What is required - Which lines of the data include the string "bold"? List them all.

§

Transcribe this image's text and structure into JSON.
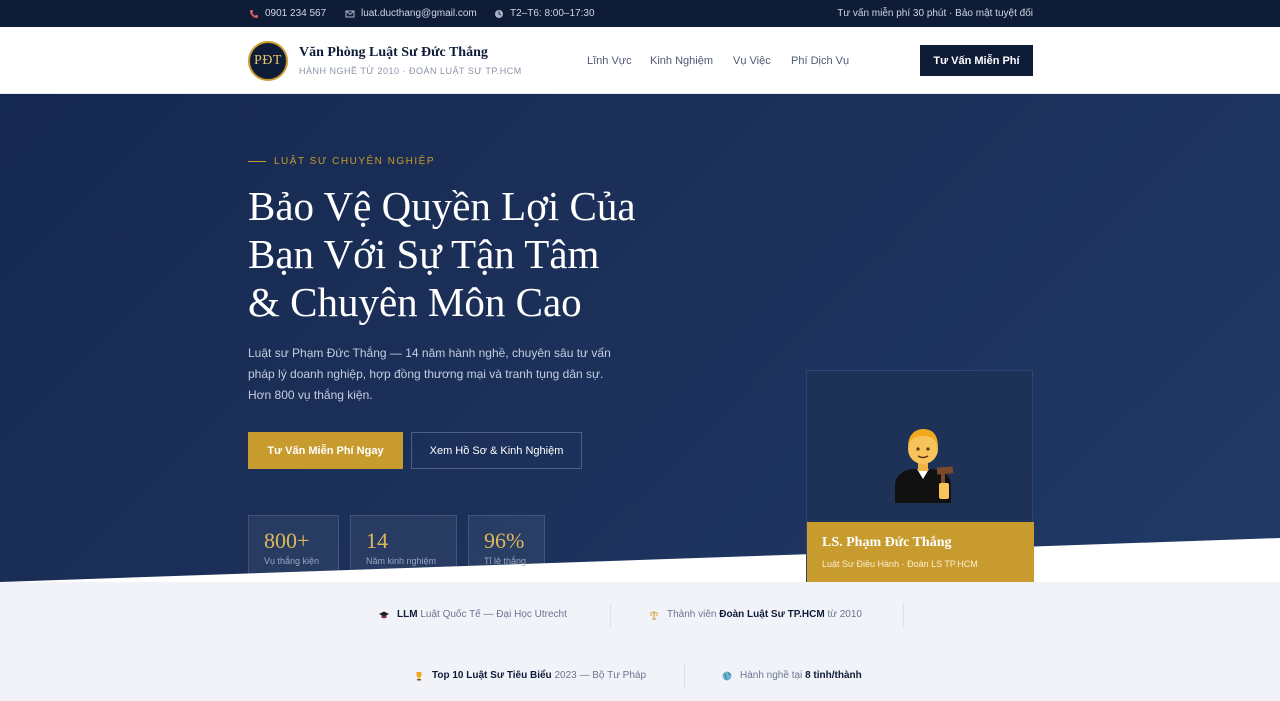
{
  "topbar": {
    "phone": "0901 234 567",
    "email": "luat.ducthang@gmail.com",
    "hours": "T2–T6: 8:00–17:30",
    "promo": "Tư vấn miễn phí 30 phút · Bảo mật tuyệt đối"
  },
  "header": {
    "logo_text": "PĐT",
    "brand_name": "Văn Phòng Luật Sư Đức Thắng",
    "brand_sub": "HÀNH NGHỀ TỪ 2010 · ĐOÀN LUẬT SƯ TP.HCM",
    "nav": [
      "Lĩnh Vực",
      "Kinh Nghiệm",
      "Vụ Việc",
      "Phí Dịch Vụ"
    ],
    "cta": "Tư Vấn Miễn Phí"
  },
  "hero": {
    "eyebrow": "LUẬT SƯ CHUYÊN NGHIỆP",
    "title_line1": "Bảo Vệ Quyền Lợi Của",
    "title_line2": "Bạn Với Sự Tận Tâm",
    "title_line3": "& Chuyên Môn Cao",
    "lead": "Luật sư Phạm Đức Thắng — 14 năm hành nghề, chuyên sâu tư vấn pháp lý doanh nghiệp, hợp đồng thương mại và tranh tụng dân sự. Hơn 800 vụ thắng kiện.",
    "primary_button": "Tư Vấn Miễn Phí Ngay",
    "secondary_button": "Xem Hồ Sơ & Kinh Nghiệm",
    "stats": [
      {
        "value": "800+",
        "label": "Vụ thắng kiện"
      },
      {
        "value": "14",
        "label": "Năm kinh nghiệm"
      },
      {
        "value": "96%",
        "label": "Tỉ lệ thắng"
      }
    ],
    "profile": {
      "name": "LS. Phạm Đức Thắng",
      "role": "Luật Sư Điều Hành · Đoàn LS TP.HCM"
    }
  },
  "credentials": [
    {
      "icon": "graduation-cap-icon",
      "bold": "LLM",
      "text": "Luật Quốc Tế — Đại Học Utrecht"
    },
    {
      "icon": "scales-icon",
      "pre": "Thành viên",
      "bold": "Đoàn Luật Sư TP.HCM",
      "text": "từ 2010"
    },
    {
      "icon": "trophy-icon",
      "bold": "Top 10 Luật Sư Tiêu Biểu",
      "text": "2023 — Bộ Tư Pháp"
    },
    {
      "icon": "globe-icon",
      "pre": "Hành nghề tại",
      "bold": "8 tỉnh/thành"
    }
  ],
  "colors": {
    "navy": "#0f1c38",
    "gold": "#c89b2e",
    "hero_bg": "#1b2f58",
    "light_bg": "#f1f3f9"
  }
}
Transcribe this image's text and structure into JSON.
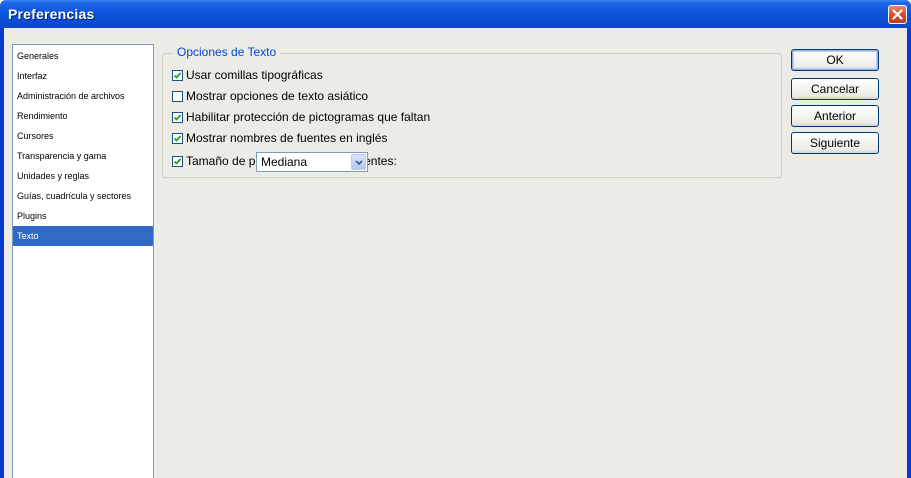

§

Your solution -
      "bold": "LLM",
      "bold": "Đoàn Luật Sư TP.HCM",
      "bold": "Top 10 Luật Sư Tiêu Biểu",
      "bold": "8 tỉnh/thành"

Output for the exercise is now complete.